Not only is the NPRM commentary explicitly focused on removing concerns about reliance on independent IRBs, but the actual effect of the proposal for single IRB review may be to drive institutions disproportionally toward the independent IRBs. As commenting institutions will likely point out, the notion of ‘single IRB review’ is something of a misnomer, in that the selected reviewing IRB would differ by project, and institutions that participate in many multi-site studies would actually have to establish relationships with multiple different IRBs over time. Each relationship may require the institution to develop a new system for interacting with the reviewing IRB, to train its staff and investigators on the new system, and to build up trust with a new organization and individuals. Moreover, each reviewing IRB would have varying levels of experience with IRB reliance arrangements, varying resources to address local issues, and varying familiarity with HIPAA requirements applicable to the research. The potential for these and other variances may incentivize institutions to identify a few reviewing IRBs with which they can develop sustained relationships and which are likely to be eligible to be selected as the reviewing IRB for the broadest range of multi-site studies (including industry-funded research). These may be independent IRBs. In turn, the funding agencies may be incentivized to select these independent IRBs as the reviewing IRBs for their research. To the extent that IRBs based at assured institutions may be discouraged from serving as the reviewing IRB by liability or liability insurance-related concerns as mentioned above, these IRBs may self-select out of the running for designation as the single IRB. Institutions may wish to provide views on this outcome and whether academic or other institution-based IRBs would be disadvantaged by the proposed mandate.

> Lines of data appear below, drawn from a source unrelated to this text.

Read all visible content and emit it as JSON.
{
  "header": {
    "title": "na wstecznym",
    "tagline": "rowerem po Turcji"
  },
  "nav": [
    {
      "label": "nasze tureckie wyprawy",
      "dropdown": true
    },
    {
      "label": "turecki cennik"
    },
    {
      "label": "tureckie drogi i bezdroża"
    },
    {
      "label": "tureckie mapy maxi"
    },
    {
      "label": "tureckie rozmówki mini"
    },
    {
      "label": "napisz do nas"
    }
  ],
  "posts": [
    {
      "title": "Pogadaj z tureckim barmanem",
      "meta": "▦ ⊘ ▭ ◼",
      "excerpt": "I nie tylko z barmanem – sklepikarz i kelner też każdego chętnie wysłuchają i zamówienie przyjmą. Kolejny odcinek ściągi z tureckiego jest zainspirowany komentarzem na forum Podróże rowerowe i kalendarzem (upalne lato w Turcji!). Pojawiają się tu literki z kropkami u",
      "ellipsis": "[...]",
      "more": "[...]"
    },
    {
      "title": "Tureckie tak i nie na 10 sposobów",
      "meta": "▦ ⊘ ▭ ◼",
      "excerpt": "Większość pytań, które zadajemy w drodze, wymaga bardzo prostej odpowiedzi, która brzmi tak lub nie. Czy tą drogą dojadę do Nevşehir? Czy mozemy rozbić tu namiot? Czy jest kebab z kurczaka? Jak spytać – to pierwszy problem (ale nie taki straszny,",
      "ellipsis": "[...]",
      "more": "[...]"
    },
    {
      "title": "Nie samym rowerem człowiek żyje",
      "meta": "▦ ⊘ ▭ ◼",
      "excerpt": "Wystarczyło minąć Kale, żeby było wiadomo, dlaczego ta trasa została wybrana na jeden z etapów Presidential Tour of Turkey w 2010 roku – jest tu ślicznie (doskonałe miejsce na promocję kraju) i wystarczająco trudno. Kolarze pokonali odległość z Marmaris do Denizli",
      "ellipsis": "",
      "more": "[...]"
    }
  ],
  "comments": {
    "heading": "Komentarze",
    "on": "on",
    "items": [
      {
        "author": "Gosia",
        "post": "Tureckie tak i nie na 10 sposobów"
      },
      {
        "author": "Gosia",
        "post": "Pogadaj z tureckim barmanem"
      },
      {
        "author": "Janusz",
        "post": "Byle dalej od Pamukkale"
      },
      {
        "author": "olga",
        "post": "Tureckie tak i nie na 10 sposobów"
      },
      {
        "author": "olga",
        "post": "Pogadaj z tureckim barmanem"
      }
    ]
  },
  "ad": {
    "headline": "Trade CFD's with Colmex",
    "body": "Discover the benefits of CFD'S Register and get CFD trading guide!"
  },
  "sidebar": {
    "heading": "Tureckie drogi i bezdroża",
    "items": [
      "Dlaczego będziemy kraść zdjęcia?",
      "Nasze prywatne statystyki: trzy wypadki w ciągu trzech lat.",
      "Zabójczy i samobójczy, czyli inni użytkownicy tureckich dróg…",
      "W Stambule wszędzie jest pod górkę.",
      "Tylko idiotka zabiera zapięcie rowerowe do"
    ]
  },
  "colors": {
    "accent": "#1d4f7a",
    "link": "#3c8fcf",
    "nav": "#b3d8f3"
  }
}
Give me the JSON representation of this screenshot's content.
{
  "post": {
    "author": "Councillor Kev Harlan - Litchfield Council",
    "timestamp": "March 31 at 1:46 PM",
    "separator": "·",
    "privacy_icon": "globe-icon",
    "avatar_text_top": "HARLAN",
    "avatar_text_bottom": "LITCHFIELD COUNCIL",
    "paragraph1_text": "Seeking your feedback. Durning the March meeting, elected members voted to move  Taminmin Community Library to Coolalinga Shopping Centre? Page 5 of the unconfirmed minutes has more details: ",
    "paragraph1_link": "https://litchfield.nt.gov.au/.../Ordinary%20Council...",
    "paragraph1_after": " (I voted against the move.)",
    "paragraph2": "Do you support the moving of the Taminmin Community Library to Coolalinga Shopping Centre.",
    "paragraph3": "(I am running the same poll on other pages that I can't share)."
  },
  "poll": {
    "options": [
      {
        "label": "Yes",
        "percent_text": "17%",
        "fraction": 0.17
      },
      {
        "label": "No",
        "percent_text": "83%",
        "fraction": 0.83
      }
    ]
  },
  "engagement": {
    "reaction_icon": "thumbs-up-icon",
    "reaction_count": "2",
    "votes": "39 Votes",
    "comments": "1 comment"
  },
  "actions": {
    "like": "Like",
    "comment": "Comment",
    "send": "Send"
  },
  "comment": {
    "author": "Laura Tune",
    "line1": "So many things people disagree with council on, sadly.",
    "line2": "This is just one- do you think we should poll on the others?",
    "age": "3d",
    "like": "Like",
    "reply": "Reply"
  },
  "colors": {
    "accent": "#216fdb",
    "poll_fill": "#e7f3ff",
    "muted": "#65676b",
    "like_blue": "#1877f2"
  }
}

Inconsistency re: Required Documentation

As noted, one of the proposed changes would formalize in regulation a requirement for documentation of IRB reliance relationships that lays out the respective responsibilities of the reviewing IRB and relying institution. The commentary in the NPRM indicates that the form of documentation must be a reliance agreement between the parties. See 80 Fed. Reg. 53933, 53984 (Sep. 8, 2015) (“written procedures identifying the compliance responsibilities of each entity . . . should be set forth in an agreement between the institution and the IRB specifying the responsibilities of each entity” (emphasis added)). The proposed regulatory text, which arguably would trump, refers more broadly to an obligation to “establish and follow procedures for documenting the institution’s reliance on the IRB for oversight of the research and the responsibilities that each entity will undertake to ensure compliance with the requirements of this policy (e.g., in a written agreement between the institution and the IRB, or by implementation of an institution-wide policy directiveproviding the allocation of responsibilities between the institution and an IRB that is not affiliated with the institution)” (emphasis added)). (§ __.103(e).) However, the regulatory text is not itself entirely consistent; a different section of the proposed regulation (§ __.115(a)(10)), related to IRB recordkeeping, refers solely to the “written agreement between an institution and an organization operating an IRB specifying the responsibilities that each entity will undertake to ensure compliance with the requirements of this policy, as described in § __.103(e)” (emphasis added). An institutional policy outlining the intended division of responsibilities when the institution relies on an external IRB would not, by itself, be enforceable by the institution against the external IRB (unless incorporated by reference in an actual contract with the IRB). Thus, it is not clear why an institution would forgo reliance agreements in favor of a policy. We would expect that most institutions would use reliance agreements, or perhaps have a policy in addition to reliance agreements. At minimum, however, institutions should request that OHRP clarify the intent regarding the required documentation and ensure that all references to such in any final regulation are consistent.